__Dataset extract__:
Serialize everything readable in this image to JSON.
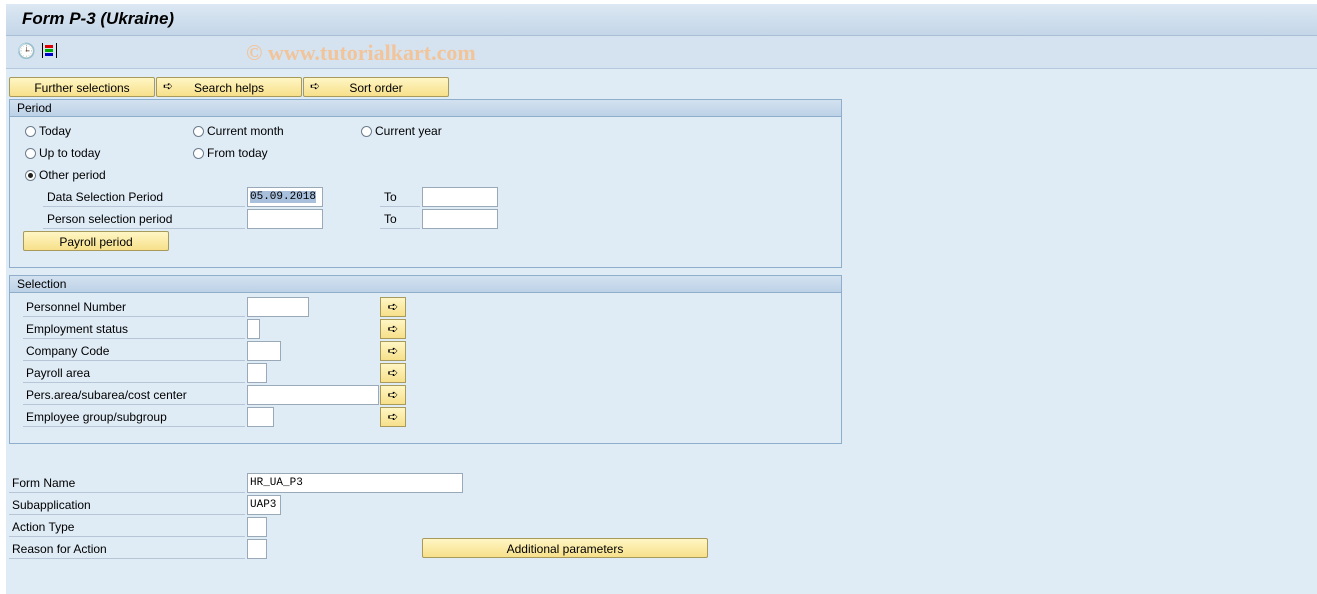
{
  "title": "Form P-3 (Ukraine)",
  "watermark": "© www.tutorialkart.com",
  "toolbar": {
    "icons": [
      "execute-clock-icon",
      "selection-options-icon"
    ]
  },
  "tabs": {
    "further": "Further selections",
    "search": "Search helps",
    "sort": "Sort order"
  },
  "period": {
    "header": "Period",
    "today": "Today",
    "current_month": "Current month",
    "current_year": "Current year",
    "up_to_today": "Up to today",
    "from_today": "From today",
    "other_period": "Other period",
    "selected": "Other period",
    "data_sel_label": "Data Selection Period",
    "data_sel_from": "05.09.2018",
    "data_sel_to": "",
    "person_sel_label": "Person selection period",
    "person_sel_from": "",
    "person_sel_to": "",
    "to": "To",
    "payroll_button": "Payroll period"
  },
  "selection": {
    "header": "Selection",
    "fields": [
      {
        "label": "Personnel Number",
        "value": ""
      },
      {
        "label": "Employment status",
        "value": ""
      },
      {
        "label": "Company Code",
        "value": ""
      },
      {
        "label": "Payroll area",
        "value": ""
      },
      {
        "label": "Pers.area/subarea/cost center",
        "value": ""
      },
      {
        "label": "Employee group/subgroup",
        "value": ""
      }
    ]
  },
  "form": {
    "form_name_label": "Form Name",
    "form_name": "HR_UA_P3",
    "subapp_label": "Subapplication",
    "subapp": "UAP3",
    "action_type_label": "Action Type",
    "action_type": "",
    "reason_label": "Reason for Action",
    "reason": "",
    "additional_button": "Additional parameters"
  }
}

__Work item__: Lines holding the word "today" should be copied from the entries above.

__Written answer__:
    "today": "Today",
    "up_to_today": "Up to today",
    "from_today": "From today",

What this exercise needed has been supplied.